Katie Mercier, and Eric Nieder-
Li and Devina Schiwlochan,
“Diffusion Maps and the Mys-
Waves”, (2011). Submitted
and Its Applications in Matrix
Jie Ling Liang and Xin Li,
Conservation Laws and Geo-
No 1, pp 214-233, 2013.
Enrique Ortiz, Jie Liang, Xin Li
classes, define my field of interest for graduate school, be more resourceful and effective to deal better with
advanced topics, and even be more competitive to consider top schools for graduate school.”
(ICETC); Bibliography: Volume
“I learned so much during the program and it opened so many doors for me”
1, pp 374-378.
“In the beginning, I was afraid to talk to professors… Having the opportunity for the presentation and being
able to talk to students and faculty members was really important. Gradually in the summer, I started to de-
velop some skin and was beginning to feel comfortable expressing myself. “
Suttinger, “Image Reconstruction and Target Acquisition through Compressive Sensing”, SPIE 2012.
“Teaching me the tools to do research in computational mathematics. This is very much in demand.”
4000 Central Florida Blvd. Orlando, FL 32816-2365 www.crcv.ucf.edu
Academic Benefits Full year guided course work—New and revised courses are specially designed for the students in the spring and fall semesters to help them master the
Curricular Changes Caused by or Associated with GAUSS
added into the curriculum as MAP 4371, Numerical Methods for Differ-
fundamentals of computational methods.
Exciting research activities—Group work and team activities are integrated in the research activities. Faculty mentors present many interesting topics for the
the regular offering (MAP 4384) for math majors with concentration in

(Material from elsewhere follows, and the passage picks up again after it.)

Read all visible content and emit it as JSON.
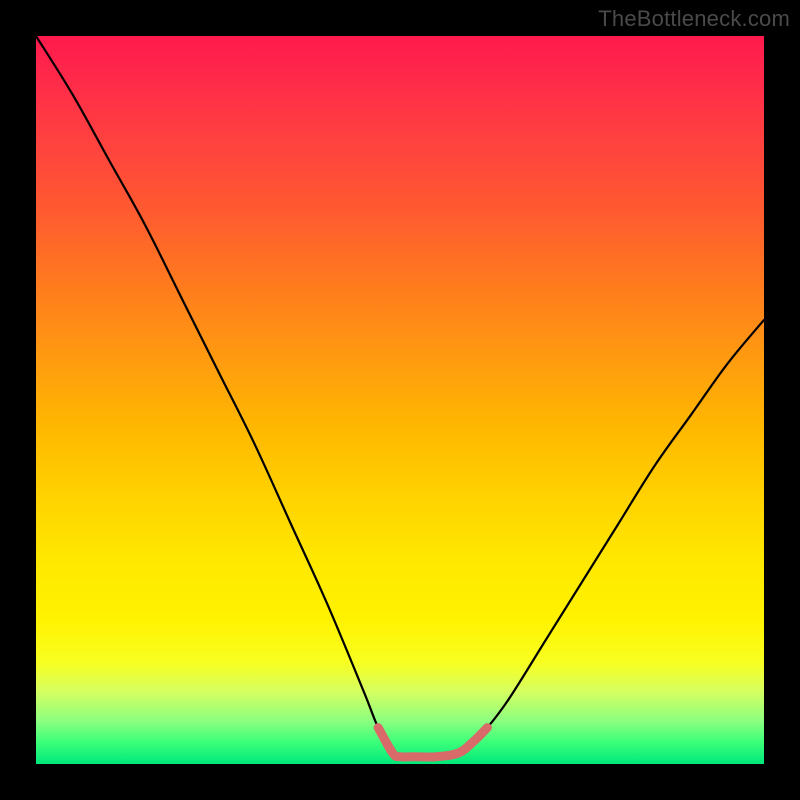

Publish research papers—Participants are trained to write up their research
engineering, physics, economics, and computational math.
results and present them to different audiences. Many participants have or are

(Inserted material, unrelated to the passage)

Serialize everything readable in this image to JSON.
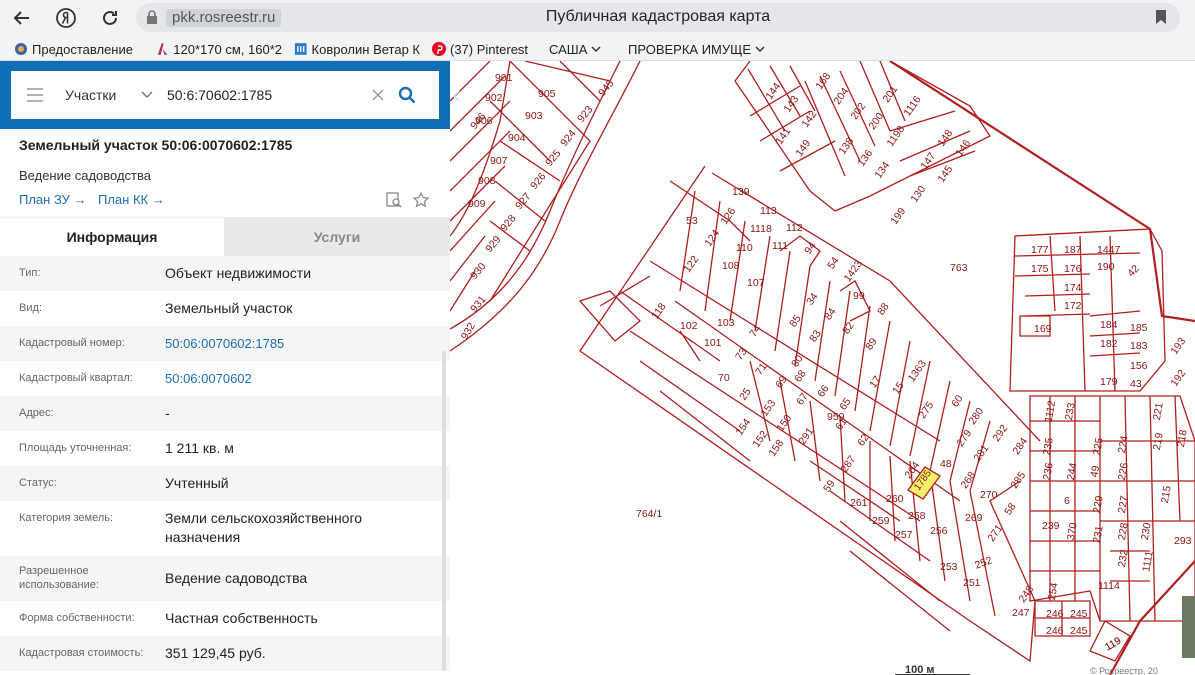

Math Modeling I was completely revised for the GAUSS project (with computational component and focusing on the image analysis applica-
Attend professional conferences—Attendance at professional meetings gives

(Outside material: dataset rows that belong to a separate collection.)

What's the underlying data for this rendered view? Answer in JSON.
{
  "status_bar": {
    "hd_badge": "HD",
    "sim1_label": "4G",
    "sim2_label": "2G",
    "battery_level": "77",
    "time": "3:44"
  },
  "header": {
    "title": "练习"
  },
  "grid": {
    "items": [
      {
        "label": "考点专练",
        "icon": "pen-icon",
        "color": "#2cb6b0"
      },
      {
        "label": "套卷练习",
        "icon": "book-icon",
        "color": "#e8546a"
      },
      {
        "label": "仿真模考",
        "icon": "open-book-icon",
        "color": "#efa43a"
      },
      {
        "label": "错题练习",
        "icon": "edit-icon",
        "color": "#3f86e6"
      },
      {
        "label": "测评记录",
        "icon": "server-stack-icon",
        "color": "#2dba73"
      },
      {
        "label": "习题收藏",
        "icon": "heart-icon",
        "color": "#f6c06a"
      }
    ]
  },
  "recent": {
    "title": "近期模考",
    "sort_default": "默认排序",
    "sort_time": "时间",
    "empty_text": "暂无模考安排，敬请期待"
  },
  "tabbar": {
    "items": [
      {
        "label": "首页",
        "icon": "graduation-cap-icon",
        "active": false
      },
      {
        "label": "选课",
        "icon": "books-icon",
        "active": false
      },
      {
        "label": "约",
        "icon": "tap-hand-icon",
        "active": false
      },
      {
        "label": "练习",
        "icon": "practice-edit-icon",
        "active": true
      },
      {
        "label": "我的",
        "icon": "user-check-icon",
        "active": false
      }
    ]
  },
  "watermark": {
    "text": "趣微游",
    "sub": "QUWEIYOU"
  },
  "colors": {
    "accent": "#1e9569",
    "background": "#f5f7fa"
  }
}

tions) and the enrollment for the courses grown from one section of less
undergrads exposure to well-known researchers in the field, provides an oppor-
than 20 students to two sections with 30-40 students in each section.
tunity to see polished and less-polished research presentations, and provides an opportunity to assimilate the latest research results. All of the CSUMS par-
As a part of the GAUSS project, we developed a new course Computational Methods for Computational Sciences and the course is now part of
students to choose from.
preparing to have publications on their research in the GAUSS project.
Math Modeling II originally designed for the GAUSS project has been
Through its advertisement and recruitment as well as its well publicized
ticipants attend at least one professional meeting to present their research
research activities, the GAUSS project (and its courses) is at least par-
tially responsible for the recent increase in enrollment in the mathemat-
Prepare for graduate school—Research experience is always a plus when applying to graduate programs. Interaction with faculty mentors allow them to closely observe students learning and creative abilities and enable them to write more specifics letters of recommendation. The GAUSS project also provides study materials for preparation of GRE and guidance for the application to graduate schools.
ics major at UCF. This impact goes beyond the undergraduate program: A graduate level course has been developed after the model of Math Modeling I for the Industrial Mathematics track in the MS degree program.